--- TASK INSTRUCTIONS ---
Count the lines below containing "subtitle"; state the number only.

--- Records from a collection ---
--- START ---

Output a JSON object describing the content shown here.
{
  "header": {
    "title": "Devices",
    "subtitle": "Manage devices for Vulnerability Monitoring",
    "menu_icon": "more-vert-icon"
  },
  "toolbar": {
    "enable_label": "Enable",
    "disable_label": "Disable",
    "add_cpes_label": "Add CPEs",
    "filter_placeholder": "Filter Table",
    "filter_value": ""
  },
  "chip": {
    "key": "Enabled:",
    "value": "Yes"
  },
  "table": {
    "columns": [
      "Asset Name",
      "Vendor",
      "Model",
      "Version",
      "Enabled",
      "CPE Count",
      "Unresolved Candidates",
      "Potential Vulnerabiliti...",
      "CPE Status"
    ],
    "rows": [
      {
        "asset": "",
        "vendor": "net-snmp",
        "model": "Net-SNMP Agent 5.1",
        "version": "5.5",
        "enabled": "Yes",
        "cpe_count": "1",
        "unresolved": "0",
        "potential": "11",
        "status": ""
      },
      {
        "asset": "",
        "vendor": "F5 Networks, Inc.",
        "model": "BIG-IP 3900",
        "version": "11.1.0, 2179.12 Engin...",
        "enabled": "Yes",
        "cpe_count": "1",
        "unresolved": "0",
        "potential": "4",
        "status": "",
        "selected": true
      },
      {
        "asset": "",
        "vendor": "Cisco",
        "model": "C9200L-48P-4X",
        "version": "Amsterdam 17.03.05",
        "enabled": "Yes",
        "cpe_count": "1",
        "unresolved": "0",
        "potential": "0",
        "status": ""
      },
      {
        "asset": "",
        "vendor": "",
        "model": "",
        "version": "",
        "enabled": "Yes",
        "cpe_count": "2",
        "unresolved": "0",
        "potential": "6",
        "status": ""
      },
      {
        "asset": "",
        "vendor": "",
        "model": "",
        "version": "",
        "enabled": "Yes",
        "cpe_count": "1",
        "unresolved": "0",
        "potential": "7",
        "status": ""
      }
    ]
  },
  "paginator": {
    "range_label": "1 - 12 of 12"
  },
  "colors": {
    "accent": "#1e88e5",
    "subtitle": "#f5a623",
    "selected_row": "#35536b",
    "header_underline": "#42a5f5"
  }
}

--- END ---

--- EXERCISE OUTPUT ---
2